(Entries taken from a collection)
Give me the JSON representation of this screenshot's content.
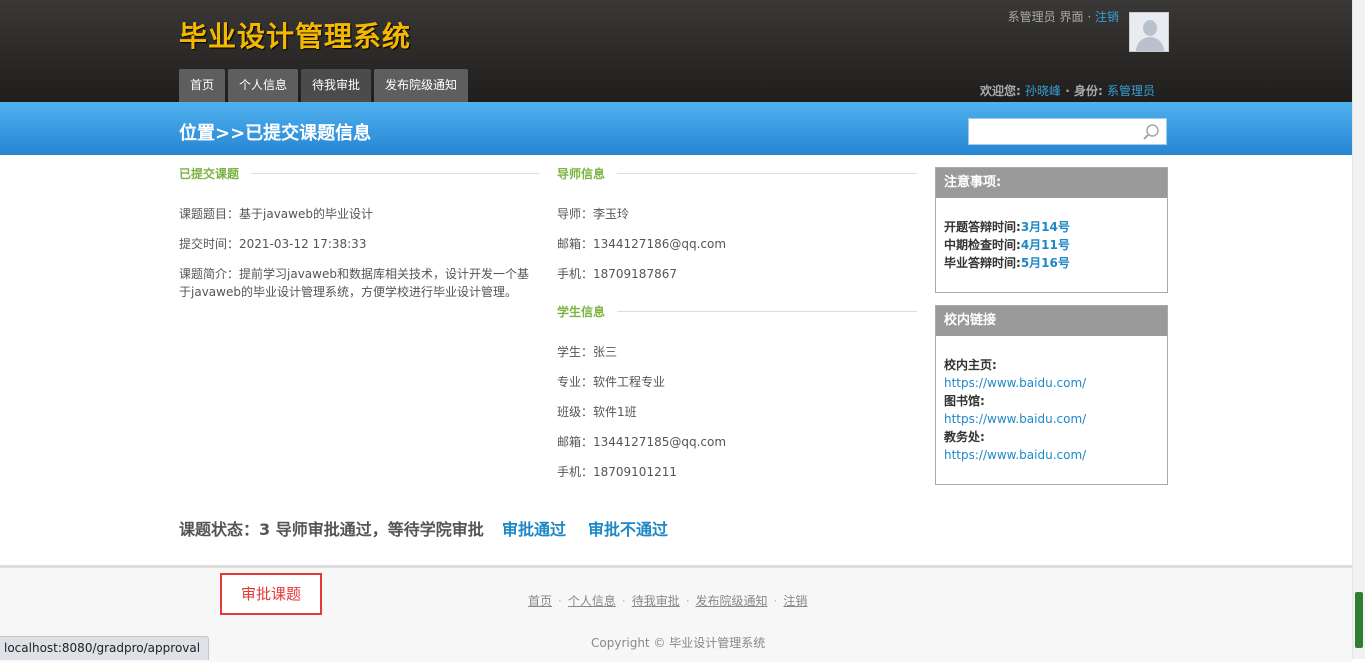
{
  "header": {
    "logo": "毕业设计管理系统",
    "role_interface": "系管理员 界面",
    "logout_sep": "·",
    "logout": "注销",
    "nav": [
      "首页",
      "个人信息",
      "待我审批",
      "发布院级通知"
    ],
    "welcome_label": "欢迎您:",
    "user_name": "孙晓峰",
    "identity_label": "· 身份:",
    "identity": "系管理员"
  },
  "bluebar": {
    "breadcrumb": "位置>>已提交课题信息",
    "search_placeholder": ""
  },
  "topic": {
    "section_title": "已提交课题",
    "title": "课题题目：基于javaweb的毕业设计",
    "submit_time": "提交时间：2021-03-12 17:38:33",
    "intro": "课题简介：提前学习javaweb和数据库相关技术，设计开发一个基于javaweb的毕业设计管理系统，方便学校进行毕业设计管理。"
  },
  "teacher": {
    "section_title": "导师信息",
    "name": "导师：李玉玲",
    "email": "邮箱：1344127186@qq.com",
    "phone": "手机：18709187867"
  },
  "student": {
    "section_title": "学生信息",
    "name": "学生：张三",
    "major": "专业：软件工程专业",
    "class": "班级：软件1班",
    "email": "邮箱：1344127185@qq.com",
    "phone": "手机：18709101211"
  },
  "status": {
    "text": "课题状态：3 导师审批通过，等待学院审批",
    "approve": "审批通过",
    "reject": "审批不通过"
  },
  "notice": {
    "title": "注意事项:",
    "items": [
      {
        "label": "开题答辩时间:",
        "value": "3月14号"
      },
      {
        "label": "中期检查时间:",
        "value": "4月11号"
      },
      {
        "label": "毕业答辩时间:",
        "value": "5月16号"
      }
    ]
  },
  "links": {
    "title": "校内链接",
    "items": [
      {
        "label": "校内主页:",
        "url": "https://www.baidu.com/"
      },
      {
        "label": "图书馆:",
        "url": "https://www.baidu.com/"
      },
      {
        "label": "教务处:",
        "url": "https://www.baidu.com/"
      }
    ]
  },
  "footer": {
    "nav": [
      "首页",
      "个人信息",
      "待我审批",
      "发布院级通知",
      "注销"
    ],
    "copyright": "Copyright © 毕业设计管理系统",
    "annotation": "审批课题",
    "status_url": "localhost:8080/gradpro/approval"
  },
  "colors": {
    "accent_blue": "#2585d3",
    "logo_yellow": "#f5b800",
    "section_green": "#7cb342",
    "link_blue": "#1e88c7",
    "annotation_red": "#e53935"
  }
}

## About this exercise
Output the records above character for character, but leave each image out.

## Output below
Give me the JSON representation of this screenshot's content.
{
  "header": {
    "logo": "毕业设计管理系统",
    "role_interface": "系管理员 界面",
    "logout_sep": "·",
    "logout": "注销",
    "nav": [
      "首页",
      "个人信息",
      "待我审批",
      "发布院级通知"
    ],
    "welcome_label": "欢迎您:",
    "user_name": "孙晓峰",
    "identity_label": "· 身份:",
    "identity": "系管理员"
  },
  "bluebar": {
    "breadcrumb": "位置>>已提交课题信息",
    "search_placeholder": ""
  },
  "topic": {
    "section_title": "已提交课题",
    "title": "课题题目：基于javaweb的毕业设计",
    "submit_time": "提交时间：2021-03-12 17:38:33",
    "intro": "课题简介：提前学习javaweb和数据库相关技术，设计开发一个基于javaweb的毕业设计管理系统，方便学校进行毕业设计管理。"
  },
  "teacher": {
    "section_title": "导师信息",
    "name": "导师：李玉玲",
    "email": "邮箱：1344127186@qq.com",
    "phone": "手机：18709187867"
  },
  "student": {
    "section_title": "学生信息",
    "name": "学生：张三",
    "major": "专业：软件工程专业",
    "class": "班级：软件1班",
    "email": "邮箱：1344127185@qq.com",
    "phone": "手机：18709101211"
  },
  "status": {
    "text": "课题状态：3 导师审批通过，等待学院审批",
    "approve": "审批通过",
    "reject": "审批不通过"
  },
  "notice": {
    "title": "注意事项:",
    "items": [
      {
        "label": "开题答辩时间:",
        "value": "3月14号"
      },
      {
        "label": "中期检查时间:",
        "value": "4月11号"
      },
      {
        "label": "毕业答辩时间:",
        "value": "5月16号"
      }
    ]
  },
  "links": {
    "title": "校内链接",
    "items": [
      {
        "label": "校内主页:",
        "url": "https://www.baidu.com/"
      },
      {
        "label": "图书馆:",
        "url": "https://www.baidu.com/"
      },
      {
        "label": "教务处:",
        "url": "https://www.baidu.com/"
      }
    ]
  },
  "footer": {
    "nav": [
      "首页",
      "个人信息",
      "待我审批",
      "发布院级通知",
      "注销"
    ],
    "copyright": "Copyright © 毕业设计管理系统",
    "annotation": "审批课题",
    "status_url": "localhost:8080/gradpro/approval"
  },
  "colors": {
    "accent_blue": "#2585d3",
    "logo_yellow": "#f5b800",
    "section_green": "#7cb342",
    "link_blue": "#1e88c7",
    "annotation_red": "#e53935"
  }
}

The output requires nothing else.